Before investing your money, ask yourself the following questions: What is your current financial situation? Are you spending too much or too little? Is it worth paying a little more for something that you don’t really need? Are you wasting money on financial products that you don’t really need? If you’re not sure, take the time to review your credit report from a reputable source. You should also invest in ownership vehicles with appreciation potential. By not tracking your spending, you may not realize that you’re spending too much money on items that don’t fit your needs.

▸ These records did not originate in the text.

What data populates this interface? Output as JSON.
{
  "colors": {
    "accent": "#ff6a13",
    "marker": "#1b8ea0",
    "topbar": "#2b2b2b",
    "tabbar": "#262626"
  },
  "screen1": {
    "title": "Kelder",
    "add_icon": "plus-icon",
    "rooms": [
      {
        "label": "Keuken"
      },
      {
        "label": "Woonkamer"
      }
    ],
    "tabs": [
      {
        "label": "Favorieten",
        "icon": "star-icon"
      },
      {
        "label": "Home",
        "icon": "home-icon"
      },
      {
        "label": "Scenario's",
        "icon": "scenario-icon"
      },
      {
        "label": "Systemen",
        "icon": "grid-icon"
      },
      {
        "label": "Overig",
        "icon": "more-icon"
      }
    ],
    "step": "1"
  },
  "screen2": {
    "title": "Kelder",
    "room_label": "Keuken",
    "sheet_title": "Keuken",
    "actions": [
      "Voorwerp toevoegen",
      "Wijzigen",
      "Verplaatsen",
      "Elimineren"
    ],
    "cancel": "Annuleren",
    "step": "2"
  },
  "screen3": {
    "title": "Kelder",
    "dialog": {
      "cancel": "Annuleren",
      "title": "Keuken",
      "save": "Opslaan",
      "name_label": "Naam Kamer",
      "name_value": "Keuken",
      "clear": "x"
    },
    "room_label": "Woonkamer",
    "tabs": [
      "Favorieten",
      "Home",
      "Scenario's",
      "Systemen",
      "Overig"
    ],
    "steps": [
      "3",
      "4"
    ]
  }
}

This traditional money advice is based on shame. Although packaged as tough love, this type of advice does not work for anyone. Rather, it makes financial stability attainable for everyone. For example, certain financial decisions are seen as positive, such as 529 education savings plans. Others are seen as negatives, like debt and bankruptcy. And the advice on reducing debt doesn’t address the underlying issues causing people to fall into debt. The problem is that traditional money advice ignores the changing financial landscape.
The good news is that there are free financial advice services. There are numerous nonprofit organizations that offer free financial advice to those who need it. Some of these programs focus on helping people who live in poverty and are not well-acquainted with money matters. Similarly, the IRS offers free tax help for people with limited income and can help you find the right financial adviser. For free debt advice, check out your local nonprofit agencies. A financial adviser can help you get your finances in order and help you avoid problems later on.
Besides free financial advice, there are many free resources to learn about money. You can download books from the public library, listen to podcasts on popular finance blogs, or attend classes. Whatever material you choose to learn about, make sure it is engaging and practical. Some of the most important personal qualities in financial advice include discipline and emotional detachment. The latter helps you remain focused and avoid bailouts. So, do yourself a favor and follow some financial advice today!
The “Money Lady” Suze Orman is a renowned financial expert with a reputable background in journalism. She has won two Emmys for her television show and seven books. As an award-winning journalist, she understands the financial industry and the power of financial institutions over the average consumer. She has even covered the financial crisis and debt relief for consumers. Using an app such as Mint can help you track your expenses and build wealth.
Although the majority of mainstream personal finance advice is white-dominated, the voices of people of color are beginning to be heard. Now, people of color are leading the way for change in the finance industry and creating their own personal financial narratives. It is time to stop thinking that white people know best when it comes to personal finance. Aimy Steele found this personal finance advice to be relatable and culturally relevant. And the results speak for themselves.